(App and web page records)
--- START ---
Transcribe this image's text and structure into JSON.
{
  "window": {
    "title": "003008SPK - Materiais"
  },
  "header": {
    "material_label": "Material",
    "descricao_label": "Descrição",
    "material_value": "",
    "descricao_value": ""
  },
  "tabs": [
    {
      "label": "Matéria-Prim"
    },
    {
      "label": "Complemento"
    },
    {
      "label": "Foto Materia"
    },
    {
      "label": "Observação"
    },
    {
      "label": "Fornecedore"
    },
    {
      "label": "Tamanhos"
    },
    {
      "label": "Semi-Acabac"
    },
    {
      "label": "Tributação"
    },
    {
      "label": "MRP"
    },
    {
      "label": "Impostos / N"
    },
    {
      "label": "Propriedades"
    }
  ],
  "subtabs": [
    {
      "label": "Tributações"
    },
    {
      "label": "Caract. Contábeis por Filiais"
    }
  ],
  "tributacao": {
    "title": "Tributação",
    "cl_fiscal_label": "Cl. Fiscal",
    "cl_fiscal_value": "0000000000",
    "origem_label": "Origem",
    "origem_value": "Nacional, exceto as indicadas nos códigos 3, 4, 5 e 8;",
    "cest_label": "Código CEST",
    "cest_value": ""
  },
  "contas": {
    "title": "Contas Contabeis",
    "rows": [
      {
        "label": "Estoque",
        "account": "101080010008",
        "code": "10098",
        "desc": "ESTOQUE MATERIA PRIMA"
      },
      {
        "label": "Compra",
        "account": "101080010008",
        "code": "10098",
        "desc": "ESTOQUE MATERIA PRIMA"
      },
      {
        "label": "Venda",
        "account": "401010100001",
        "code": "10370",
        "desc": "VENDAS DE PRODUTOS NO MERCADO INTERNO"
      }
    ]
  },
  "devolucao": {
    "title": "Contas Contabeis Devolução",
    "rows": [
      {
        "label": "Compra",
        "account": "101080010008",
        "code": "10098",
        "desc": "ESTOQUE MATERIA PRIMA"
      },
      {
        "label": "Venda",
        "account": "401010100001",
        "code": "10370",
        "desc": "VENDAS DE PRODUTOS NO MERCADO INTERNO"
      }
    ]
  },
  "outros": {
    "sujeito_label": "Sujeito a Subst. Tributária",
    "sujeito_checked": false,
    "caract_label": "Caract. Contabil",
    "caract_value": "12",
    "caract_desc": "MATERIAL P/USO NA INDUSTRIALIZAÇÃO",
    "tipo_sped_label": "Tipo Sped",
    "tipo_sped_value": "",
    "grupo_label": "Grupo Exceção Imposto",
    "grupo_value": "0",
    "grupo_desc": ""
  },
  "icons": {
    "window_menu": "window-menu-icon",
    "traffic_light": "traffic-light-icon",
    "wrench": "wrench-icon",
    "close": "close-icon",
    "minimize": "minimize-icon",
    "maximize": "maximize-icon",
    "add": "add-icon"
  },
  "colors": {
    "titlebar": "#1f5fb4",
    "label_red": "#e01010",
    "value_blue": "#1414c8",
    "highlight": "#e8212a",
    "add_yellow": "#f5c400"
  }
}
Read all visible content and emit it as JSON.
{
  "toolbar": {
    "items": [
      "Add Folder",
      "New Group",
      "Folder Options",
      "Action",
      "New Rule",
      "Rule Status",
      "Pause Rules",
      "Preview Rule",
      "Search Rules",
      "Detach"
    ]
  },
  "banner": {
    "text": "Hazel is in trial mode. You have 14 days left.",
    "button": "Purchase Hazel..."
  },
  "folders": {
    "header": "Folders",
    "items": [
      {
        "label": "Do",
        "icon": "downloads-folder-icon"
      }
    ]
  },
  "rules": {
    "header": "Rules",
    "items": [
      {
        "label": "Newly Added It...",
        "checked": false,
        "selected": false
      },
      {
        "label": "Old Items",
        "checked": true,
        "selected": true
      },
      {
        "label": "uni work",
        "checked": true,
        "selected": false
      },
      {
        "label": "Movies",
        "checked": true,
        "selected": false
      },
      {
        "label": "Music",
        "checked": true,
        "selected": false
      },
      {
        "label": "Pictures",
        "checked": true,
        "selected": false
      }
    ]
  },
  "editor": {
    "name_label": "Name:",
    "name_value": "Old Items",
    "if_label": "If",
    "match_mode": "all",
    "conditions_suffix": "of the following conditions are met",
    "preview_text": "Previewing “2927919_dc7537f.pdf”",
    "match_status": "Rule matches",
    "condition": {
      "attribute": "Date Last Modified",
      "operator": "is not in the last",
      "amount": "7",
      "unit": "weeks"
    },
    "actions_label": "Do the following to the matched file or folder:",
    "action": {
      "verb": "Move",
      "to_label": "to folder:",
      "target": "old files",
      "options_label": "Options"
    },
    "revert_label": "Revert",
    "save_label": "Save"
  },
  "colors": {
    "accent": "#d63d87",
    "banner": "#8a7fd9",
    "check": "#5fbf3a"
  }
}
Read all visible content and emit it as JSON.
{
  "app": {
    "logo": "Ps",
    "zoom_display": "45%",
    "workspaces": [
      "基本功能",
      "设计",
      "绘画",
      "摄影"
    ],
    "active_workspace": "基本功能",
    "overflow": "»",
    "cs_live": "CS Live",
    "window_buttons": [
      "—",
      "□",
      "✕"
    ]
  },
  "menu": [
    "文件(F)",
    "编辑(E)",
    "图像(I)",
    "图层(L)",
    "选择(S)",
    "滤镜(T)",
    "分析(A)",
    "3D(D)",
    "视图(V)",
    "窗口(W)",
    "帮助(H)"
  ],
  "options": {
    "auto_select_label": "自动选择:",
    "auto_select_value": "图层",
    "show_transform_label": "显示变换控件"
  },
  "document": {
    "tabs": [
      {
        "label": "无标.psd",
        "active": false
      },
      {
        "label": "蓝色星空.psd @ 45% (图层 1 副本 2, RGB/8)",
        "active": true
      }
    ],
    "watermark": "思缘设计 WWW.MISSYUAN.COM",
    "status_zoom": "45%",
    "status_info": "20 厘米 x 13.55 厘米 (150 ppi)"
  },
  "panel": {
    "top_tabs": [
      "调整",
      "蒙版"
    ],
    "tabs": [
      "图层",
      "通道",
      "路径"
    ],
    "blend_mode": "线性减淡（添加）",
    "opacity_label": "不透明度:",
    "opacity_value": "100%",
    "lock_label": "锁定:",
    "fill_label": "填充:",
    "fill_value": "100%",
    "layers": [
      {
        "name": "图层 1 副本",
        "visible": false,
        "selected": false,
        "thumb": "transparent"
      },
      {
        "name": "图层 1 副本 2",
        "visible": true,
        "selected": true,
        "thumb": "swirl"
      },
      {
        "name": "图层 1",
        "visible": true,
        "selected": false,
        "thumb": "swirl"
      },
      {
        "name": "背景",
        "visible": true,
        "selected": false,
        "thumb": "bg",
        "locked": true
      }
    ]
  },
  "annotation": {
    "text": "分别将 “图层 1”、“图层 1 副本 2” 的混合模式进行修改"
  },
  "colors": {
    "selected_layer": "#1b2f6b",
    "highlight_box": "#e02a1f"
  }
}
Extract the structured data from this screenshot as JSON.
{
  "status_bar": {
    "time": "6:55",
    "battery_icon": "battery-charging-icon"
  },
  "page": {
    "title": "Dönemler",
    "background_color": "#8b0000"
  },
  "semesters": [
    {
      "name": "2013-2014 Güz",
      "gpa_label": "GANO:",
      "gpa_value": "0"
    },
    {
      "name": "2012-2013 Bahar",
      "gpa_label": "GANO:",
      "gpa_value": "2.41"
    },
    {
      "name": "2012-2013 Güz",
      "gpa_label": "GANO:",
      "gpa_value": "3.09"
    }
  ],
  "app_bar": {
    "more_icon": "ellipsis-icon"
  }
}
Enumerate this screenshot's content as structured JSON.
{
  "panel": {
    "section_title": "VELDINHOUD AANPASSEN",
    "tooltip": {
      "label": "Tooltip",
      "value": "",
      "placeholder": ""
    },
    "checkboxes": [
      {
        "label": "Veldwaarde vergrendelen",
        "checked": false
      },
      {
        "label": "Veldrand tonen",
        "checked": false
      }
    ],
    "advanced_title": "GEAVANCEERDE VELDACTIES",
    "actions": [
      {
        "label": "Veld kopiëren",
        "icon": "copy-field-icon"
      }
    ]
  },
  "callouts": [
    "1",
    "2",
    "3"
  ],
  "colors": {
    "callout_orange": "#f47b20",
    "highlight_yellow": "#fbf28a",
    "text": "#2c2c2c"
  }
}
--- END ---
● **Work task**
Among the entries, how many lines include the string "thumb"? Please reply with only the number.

● **Reply to the exercise**
4